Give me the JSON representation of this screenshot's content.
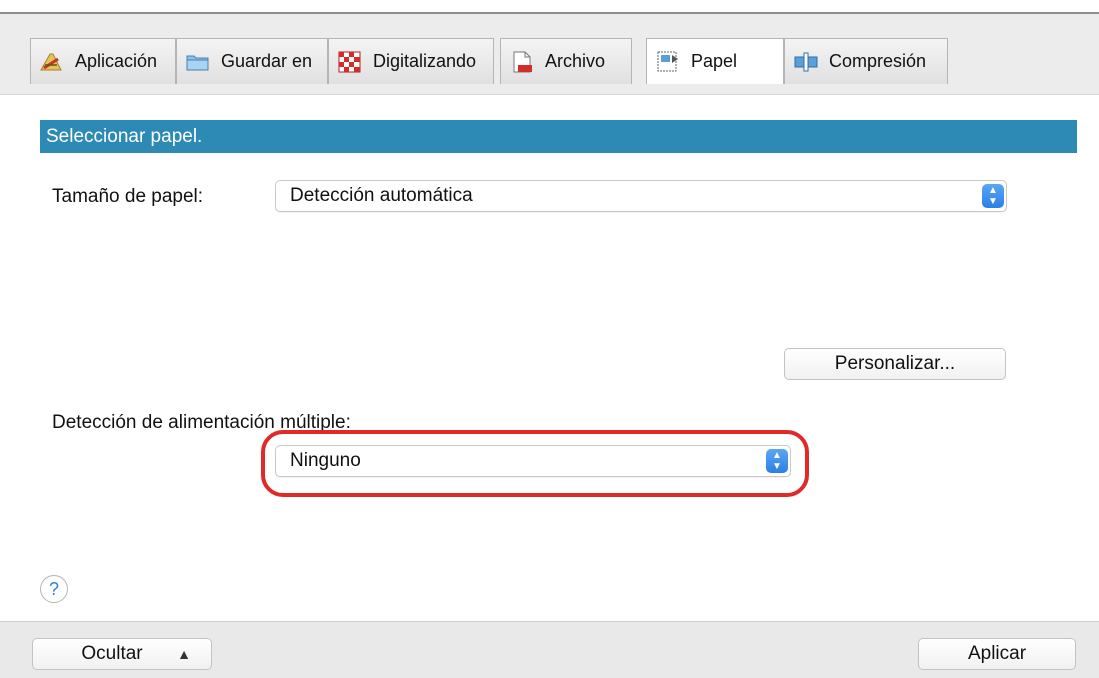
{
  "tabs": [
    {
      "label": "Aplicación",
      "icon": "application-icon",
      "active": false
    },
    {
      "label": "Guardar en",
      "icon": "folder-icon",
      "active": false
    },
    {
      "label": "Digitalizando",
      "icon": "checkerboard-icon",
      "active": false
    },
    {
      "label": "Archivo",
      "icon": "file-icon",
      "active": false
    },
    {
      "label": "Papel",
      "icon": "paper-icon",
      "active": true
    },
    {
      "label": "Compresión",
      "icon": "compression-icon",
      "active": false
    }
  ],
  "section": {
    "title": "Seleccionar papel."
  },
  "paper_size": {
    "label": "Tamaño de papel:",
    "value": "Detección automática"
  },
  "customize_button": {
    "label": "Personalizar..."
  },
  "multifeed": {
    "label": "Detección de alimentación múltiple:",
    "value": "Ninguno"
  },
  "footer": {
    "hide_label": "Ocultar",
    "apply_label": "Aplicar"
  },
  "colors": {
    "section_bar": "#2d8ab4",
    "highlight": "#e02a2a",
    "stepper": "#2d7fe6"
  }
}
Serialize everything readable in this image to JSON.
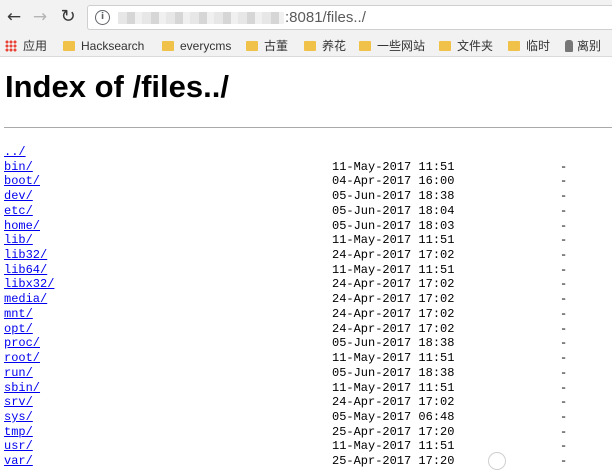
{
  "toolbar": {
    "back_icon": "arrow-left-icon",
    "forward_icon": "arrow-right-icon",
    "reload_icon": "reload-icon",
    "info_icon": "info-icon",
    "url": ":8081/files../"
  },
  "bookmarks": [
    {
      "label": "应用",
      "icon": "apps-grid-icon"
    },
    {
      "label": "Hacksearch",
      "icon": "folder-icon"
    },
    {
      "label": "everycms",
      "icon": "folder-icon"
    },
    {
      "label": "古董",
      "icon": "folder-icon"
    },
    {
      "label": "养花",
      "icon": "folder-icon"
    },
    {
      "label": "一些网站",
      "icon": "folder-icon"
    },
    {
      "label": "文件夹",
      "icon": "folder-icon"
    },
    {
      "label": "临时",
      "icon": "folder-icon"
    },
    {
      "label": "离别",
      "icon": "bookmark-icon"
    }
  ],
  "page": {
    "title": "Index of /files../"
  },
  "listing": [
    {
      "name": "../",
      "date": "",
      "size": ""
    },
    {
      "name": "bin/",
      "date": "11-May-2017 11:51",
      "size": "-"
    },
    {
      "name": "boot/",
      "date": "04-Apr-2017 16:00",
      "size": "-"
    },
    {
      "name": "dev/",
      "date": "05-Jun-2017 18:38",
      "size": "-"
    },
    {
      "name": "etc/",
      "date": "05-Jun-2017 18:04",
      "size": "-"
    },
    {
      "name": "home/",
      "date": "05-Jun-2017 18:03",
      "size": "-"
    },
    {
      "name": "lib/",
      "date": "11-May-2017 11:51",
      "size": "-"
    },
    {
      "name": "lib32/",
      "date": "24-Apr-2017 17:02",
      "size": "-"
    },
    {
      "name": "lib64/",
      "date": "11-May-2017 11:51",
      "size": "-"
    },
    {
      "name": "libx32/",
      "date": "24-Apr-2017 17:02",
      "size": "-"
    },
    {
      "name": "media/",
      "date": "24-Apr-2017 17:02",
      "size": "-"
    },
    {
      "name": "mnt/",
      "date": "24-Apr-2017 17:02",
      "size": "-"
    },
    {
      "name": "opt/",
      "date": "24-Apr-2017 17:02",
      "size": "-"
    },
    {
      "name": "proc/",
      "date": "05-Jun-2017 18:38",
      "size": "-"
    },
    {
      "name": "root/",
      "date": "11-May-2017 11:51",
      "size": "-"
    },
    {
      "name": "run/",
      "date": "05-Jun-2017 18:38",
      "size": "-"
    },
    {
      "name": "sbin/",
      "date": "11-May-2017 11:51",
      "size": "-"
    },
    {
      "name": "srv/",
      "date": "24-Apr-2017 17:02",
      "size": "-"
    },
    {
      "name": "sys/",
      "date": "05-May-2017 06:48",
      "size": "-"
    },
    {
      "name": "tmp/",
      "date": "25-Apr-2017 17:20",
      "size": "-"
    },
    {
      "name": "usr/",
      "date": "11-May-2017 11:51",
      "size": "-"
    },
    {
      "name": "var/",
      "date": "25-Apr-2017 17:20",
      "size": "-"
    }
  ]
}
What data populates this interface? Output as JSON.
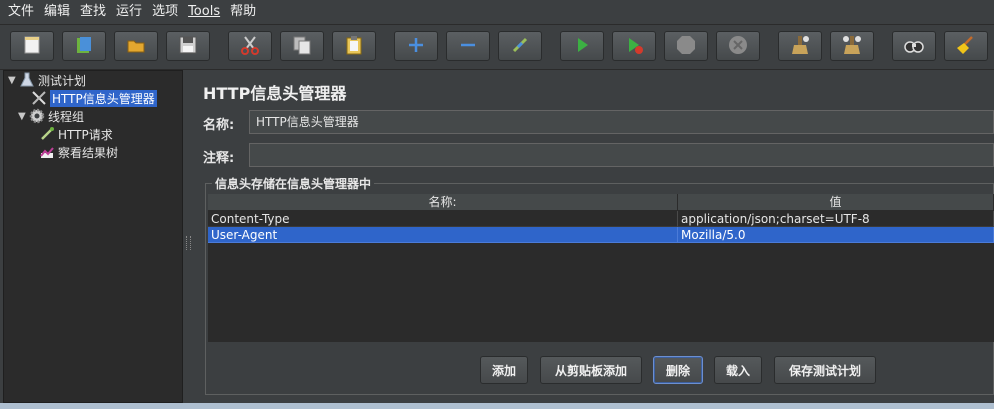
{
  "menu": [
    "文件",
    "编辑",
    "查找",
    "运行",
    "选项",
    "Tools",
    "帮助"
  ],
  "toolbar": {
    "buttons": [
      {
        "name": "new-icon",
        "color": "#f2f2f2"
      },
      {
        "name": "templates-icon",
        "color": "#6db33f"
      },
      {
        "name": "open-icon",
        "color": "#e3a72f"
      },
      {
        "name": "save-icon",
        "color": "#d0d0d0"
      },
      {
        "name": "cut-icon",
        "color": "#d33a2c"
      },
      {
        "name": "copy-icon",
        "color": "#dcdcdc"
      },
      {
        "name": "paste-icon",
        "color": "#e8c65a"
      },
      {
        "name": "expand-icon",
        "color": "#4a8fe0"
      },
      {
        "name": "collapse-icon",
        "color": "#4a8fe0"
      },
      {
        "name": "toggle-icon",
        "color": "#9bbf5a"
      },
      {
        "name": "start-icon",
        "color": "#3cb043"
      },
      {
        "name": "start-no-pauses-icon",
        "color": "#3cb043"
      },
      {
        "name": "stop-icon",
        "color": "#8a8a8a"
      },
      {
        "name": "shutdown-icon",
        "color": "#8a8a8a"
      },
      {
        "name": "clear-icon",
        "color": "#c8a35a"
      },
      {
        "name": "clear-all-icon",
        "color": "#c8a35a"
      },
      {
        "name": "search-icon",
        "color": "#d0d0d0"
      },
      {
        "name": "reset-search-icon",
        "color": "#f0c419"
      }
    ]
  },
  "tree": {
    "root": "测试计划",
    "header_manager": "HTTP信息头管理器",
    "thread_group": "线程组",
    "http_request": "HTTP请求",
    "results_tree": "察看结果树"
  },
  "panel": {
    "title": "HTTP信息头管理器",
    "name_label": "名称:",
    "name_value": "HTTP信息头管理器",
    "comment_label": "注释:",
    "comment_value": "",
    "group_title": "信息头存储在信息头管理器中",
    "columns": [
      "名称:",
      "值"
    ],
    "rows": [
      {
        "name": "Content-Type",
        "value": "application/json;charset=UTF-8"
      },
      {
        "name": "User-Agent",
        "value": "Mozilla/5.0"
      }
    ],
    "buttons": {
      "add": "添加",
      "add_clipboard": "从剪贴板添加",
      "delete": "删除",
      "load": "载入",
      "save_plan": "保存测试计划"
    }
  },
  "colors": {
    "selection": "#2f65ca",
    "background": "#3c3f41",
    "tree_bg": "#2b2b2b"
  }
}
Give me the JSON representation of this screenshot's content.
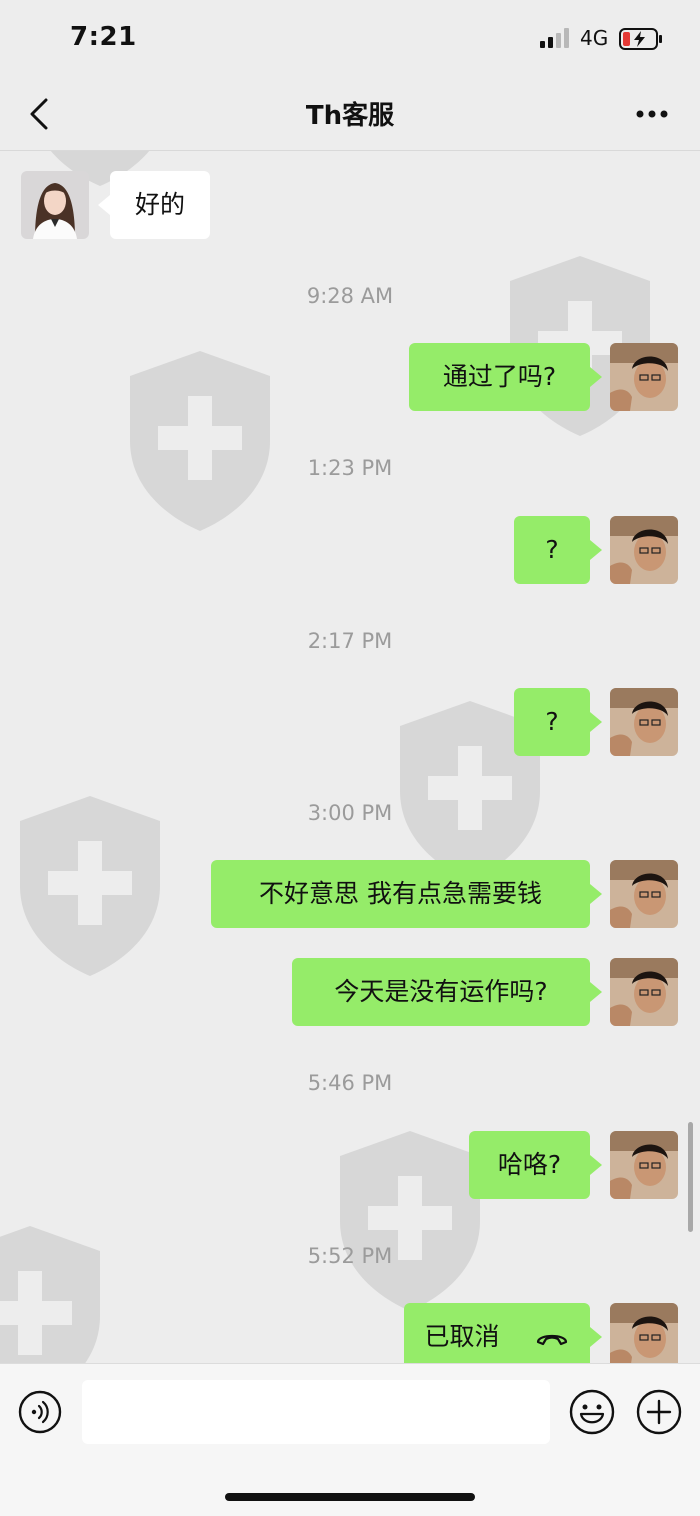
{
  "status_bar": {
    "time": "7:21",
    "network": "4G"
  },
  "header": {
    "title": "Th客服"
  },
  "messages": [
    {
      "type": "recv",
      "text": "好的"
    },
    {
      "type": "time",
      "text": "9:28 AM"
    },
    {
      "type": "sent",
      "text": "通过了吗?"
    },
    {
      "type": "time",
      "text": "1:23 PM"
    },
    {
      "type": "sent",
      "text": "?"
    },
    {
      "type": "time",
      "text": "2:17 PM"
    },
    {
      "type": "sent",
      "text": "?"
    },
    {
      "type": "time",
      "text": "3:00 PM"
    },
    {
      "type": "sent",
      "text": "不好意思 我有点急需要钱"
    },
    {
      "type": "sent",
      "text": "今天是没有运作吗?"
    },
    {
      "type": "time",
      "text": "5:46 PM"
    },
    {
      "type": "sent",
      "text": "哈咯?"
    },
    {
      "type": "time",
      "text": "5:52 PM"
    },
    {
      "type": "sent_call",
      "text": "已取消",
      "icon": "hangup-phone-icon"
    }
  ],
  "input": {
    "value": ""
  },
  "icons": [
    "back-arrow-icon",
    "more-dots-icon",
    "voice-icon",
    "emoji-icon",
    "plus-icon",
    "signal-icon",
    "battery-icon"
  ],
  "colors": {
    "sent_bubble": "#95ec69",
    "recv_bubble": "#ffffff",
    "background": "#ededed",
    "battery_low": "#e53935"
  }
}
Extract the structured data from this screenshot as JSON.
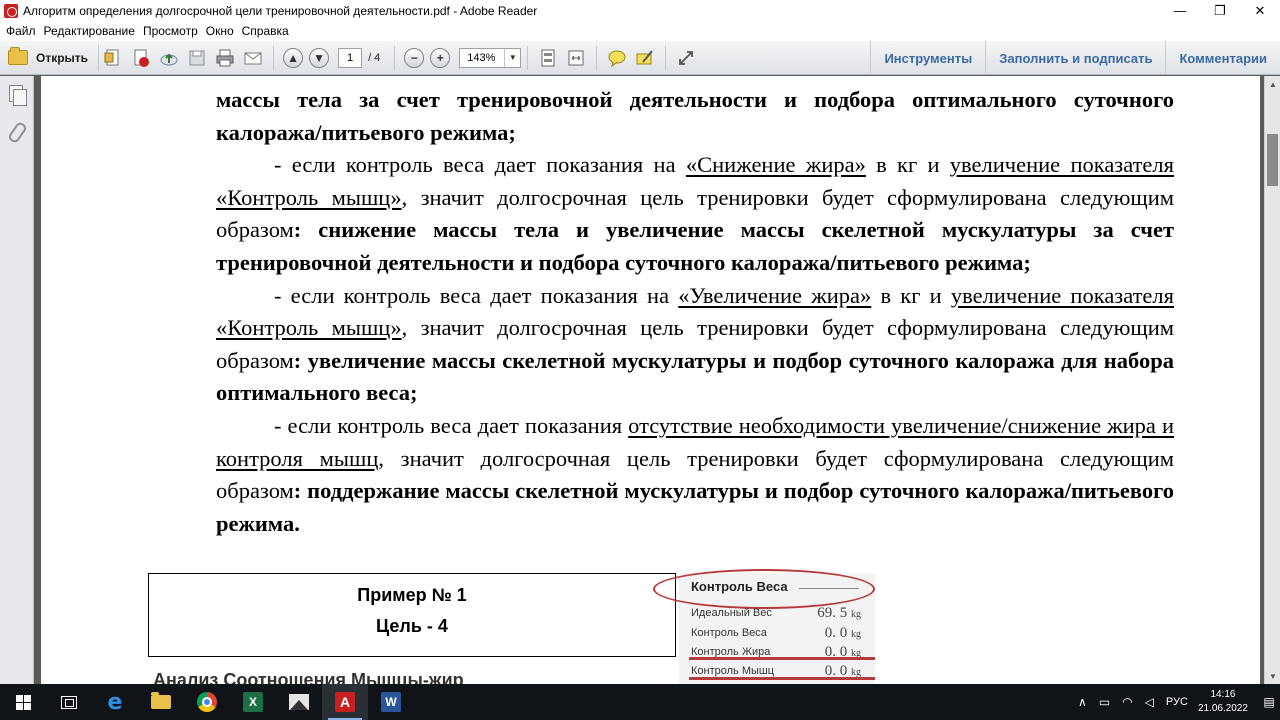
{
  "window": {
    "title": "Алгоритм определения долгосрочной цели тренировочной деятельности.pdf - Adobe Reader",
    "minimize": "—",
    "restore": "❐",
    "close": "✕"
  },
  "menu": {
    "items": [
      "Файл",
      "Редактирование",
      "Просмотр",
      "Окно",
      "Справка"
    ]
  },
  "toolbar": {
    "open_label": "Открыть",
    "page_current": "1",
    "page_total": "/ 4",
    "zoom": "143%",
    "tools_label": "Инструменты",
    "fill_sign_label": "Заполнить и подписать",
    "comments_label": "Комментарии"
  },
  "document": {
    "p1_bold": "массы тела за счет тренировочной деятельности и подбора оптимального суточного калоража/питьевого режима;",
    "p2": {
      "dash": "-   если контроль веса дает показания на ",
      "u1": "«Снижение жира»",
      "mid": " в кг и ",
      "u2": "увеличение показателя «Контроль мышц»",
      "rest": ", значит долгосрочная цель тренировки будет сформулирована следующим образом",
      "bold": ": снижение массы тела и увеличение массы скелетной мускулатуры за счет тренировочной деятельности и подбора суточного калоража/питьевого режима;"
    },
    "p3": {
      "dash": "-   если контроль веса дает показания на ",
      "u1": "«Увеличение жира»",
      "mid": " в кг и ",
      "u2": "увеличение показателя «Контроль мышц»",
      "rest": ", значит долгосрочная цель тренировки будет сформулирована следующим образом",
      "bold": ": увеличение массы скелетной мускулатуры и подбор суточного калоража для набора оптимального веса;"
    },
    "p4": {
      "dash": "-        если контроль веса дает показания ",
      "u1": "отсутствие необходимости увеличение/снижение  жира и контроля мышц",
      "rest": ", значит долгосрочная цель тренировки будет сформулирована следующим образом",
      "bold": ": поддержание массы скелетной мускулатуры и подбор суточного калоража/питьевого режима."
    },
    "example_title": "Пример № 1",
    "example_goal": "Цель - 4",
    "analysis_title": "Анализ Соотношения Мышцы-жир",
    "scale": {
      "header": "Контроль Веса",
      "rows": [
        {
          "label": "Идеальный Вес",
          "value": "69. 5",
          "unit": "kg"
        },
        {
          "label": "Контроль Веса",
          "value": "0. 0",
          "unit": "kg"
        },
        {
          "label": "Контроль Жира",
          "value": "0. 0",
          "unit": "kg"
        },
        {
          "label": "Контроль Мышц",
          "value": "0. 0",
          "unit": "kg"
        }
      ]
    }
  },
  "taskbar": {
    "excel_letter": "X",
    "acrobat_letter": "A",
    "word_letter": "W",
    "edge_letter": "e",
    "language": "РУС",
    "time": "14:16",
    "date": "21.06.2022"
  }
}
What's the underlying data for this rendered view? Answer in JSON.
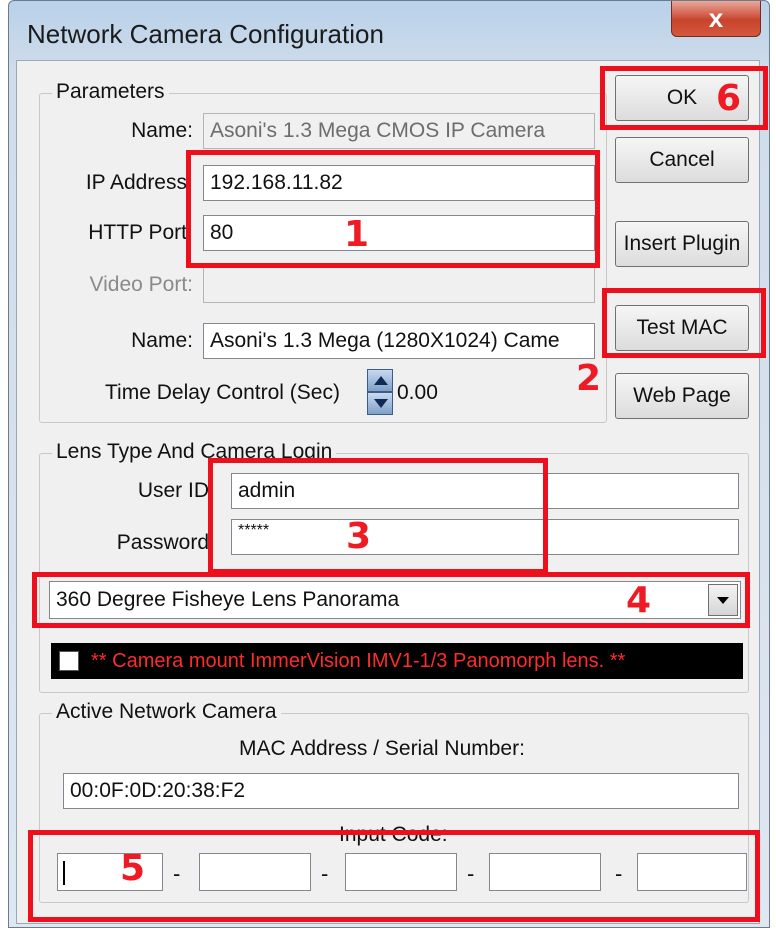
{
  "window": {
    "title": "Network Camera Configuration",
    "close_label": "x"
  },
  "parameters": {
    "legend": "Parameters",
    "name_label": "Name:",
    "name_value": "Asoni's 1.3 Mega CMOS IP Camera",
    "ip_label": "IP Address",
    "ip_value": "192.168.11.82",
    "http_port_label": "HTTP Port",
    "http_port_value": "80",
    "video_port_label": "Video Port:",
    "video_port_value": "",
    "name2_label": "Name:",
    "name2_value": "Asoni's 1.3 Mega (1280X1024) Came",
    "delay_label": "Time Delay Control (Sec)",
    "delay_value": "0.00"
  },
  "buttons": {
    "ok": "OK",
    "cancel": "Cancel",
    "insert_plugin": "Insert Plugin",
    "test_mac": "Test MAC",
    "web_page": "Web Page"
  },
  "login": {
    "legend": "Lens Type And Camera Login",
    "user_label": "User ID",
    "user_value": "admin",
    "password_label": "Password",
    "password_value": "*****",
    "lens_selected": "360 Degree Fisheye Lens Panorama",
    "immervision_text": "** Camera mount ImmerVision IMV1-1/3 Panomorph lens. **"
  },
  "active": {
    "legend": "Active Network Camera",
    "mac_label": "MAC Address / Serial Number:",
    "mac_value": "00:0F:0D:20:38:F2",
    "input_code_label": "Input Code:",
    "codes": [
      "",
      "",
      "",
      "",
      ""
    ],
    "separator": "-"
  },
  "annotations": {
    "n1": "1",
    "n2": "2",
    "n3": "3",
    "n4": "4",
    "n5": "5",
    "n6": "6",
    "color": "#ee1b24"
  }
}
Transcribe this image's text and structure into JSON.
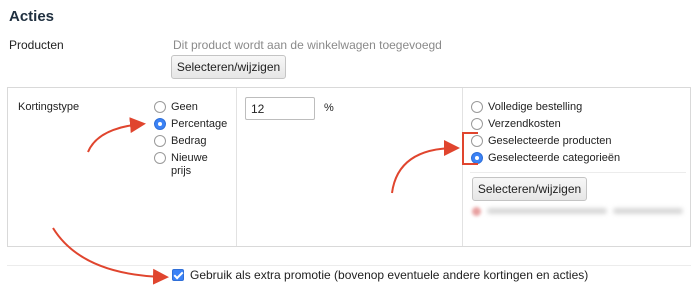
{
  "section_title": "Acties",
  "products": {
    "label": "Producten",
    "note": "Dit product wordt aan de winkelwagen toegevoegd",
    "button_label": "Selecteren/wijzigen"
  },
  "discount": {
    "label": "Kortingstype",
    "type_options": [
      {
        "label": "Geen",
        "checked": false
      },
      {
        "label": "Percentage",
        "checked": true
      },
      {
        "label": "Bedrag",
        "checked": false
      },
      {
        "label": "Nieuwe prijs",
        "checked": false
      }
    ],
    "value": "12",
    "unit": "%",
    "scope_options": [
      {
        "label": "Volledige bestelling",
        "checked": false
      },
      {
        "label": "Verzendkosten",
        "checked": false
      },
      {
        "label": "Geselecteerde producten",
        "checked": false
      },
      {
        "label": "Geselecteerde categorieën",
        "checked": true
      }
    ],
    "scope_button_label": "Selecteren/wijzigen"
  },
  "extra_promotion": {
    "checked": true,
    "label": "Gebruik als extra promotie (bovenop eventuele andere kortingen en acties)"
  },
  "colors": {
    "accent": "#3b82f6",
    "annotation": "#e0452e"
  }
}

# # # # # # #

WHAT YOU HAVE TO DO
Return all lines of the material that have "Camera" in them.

FINISHED EXERCISE
    "title": "Network Camera Configuration",
    "name_value": "Asoni's 1.3 Mega CMOS IP Camera",
    "legend": "Lens Type And Camera Login",
    "immervision_text": "** Camera mount ImmerVision IMV1-1/3 Panomorph lens. **"
    "legend": "Active Network Camera",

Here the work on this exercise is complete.